DHL’s report, “A Way Back to School”, indirectly sheds light on another probable dropouts related problem, i.e. the skipped-generation (SG). I’ve always wondered whether research was done on the number of school dropouts who come from a skipped-generation environment. The report increases the urgency to solve the school-dropouts problem and the probably intimately related skipped-generation issue, obviously starting with the latter. Suthichai Yoon’s article again emphasises the challenges of reforming higher education’s structure, students and teachers, bypassing a serious factor that influences the number and quality of students that can make it to university, the early age SG group.
Last week I experienced a live scenario of the SG issue. The wife of one of the workers at my place brought over the two-year old grandson, a matter of “rotating shifts”; the job was done and we were in sanook time.
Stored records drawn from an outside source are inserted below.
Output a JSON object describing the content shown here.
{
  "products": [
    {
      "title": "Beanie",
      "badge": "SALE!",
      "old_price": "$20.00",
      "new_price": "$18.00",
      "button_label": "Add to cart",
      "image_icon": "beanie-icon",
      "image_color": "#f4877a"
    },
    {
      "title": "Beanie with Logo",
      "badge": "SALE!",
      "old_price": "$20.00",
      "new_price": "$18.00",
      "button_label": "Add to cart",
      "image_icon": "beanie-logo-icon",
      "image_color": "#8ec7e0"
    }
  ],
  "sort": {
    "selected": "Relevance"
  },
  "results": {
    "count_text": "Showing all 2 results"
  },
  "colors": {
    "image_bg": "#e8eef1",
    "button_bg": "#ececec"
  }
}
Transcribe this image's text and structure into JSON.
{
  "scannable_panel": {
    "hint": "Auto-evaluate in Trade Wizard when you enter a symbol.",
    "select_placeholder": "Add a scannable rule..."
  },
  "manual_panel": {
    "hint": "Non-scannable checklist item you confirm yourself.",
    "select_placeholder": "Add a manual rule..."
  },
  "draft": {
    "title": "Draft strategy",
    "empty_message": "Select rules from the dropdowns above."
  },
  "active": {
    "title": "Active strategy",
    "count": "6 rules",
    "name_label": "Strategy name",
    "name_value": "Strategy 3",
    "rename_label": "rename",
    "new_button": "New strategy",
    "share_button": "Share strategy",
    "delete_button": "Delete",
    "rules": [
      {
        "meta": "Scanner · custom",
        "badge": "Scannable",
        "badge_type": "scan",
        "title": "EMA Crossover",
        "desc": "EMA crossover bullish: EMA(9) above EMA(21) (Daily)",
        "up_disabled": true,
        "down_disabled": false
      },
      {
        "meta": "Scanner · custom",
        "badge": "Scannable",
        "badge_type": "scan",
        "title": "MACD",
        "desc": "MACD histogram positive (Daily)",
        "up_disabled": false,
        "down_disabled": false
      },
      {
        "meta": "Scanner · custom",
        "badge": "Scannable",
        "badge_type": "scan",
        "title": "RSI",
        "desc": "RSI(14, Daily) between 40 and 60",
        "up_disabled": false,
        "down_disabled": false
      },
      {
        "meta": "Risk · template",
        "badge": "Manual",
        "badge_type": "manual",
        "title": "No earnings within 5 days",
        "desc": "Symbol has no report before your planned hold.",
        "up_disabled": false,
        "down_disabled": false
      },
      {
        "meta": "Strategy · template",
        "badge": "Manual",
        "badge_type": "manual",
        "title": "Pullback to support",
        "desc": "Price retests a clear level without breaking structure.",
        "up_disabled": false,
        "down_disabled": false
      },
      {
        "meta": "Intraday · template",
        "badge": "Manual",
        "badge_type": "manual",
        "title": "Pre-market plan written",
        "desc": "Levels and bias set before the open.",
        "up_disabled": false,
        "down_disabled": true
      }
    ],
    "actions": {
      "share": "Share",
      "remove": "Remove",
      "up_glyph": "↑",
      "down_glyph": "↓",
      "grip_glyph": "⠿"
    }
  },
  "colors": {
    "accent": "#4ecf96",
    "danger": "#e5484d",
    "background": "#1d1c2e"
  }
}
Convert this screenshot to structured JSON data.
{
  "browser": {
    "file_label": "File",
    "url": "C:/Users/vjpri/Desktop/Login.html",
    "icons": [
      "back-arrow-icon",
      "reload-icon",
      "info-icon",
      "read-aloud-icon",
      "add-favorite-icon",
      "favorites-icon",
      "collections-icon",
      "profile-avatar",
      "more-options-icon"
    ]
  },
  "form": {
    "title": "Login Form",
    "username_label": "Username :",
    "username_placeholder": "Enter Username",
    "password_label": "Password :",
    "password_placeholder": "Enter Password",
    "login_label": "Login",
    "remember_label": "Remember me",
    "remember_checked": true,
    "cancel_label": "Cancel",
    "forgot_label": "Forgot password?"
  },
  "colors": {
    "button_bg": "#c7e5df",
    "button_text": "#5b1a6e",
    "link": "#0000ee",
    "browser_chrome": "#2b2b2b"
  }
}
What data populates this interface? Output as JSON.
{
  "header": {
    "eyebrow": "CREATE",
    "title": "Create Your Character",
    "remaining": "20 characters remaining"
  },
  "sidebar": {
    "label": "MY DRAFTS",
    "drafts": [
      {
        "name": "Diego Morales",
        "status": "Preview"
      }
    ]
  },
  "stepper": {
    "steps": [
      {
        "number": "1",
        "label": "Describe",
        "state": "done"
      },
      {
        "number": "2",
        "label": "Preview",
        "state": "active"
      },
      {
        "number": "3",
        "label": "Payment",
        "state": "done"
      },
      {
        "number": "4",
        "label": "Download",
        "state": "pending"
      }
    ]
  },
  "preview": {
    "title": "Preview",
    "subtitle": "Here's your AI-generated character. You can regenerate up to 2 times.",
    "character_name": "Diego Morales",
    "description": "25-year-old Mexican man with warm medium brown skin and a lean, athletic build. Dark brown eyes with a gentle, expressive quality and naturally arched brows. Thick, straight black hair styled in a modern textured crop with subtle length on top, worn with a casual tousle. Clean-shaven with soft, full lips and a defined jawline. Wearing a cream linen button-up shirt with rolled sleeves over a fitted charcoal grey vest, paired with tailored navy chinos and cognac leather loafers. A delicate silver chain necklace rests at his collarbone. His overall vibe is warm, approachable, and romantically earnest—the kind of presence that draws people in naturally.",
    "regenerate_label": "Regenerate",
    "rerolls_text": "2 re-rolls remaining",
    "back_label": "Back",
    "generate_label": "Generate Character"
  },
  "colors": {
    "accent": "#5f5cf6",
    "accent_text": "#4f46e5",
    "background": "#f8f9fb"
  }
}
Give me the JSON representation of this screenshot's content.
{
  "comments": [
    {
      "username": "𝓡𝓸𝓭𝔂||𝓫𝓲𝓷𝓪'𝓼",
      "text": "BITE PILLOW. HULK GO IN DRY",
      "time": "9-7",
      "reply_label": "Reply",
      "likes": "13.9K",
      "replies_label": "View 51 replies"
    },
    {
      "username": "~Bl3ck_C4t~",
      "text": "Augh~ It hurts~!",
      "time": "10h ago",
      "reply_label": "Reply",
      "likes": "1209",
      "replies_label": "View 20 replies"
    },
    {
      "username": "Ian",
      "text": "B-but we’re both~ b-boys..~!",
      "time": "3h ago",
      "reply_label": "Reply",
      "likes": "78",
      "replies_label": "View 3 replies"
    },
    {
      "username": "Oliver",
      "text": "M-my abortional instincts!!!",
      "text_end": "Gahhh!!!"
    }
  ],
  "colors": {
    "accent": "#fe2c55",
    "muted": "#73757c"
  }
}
Once again I concluded that the kids were “overloaded” with love, attention and tolerance, but minor “play-teach” activities” were lacking. I was quite sure that this would also be the case at home.
Many reports on the importance of the “early age years”, where learning is concerned, on math for example, have been published by the Department of Mental Health website at www.dmh.go.th, Rajanukul Institute website www. rajanukul.go.th and others. The case of the little boy made me wonder if the valuable information of these costly reports ever reached the stakeholders at the so-called grassroots level.
In one of my articles I suggested using teachers with a masters degree in pedagogy to support older skipped-generation members and caregivers. The knowledge needed to “play-teach” the early age group can be taught by kindergarten teachers through short, basic weekend courses for caregivers. The ex-remote workforce members and OTOP villagers who today lay tiles, build houses, make rice baskets, knit bags etc, posses the necessary reading/mathematics/arithmetic/geometrics/pattern recognition related capabilities to perform the important “early age play-teach” task. The DHL report indirectly sounds another wake-up call, pointing at the pillars of our educational system, which makes “Early Age Flying Squad Support” teams almost compulsory.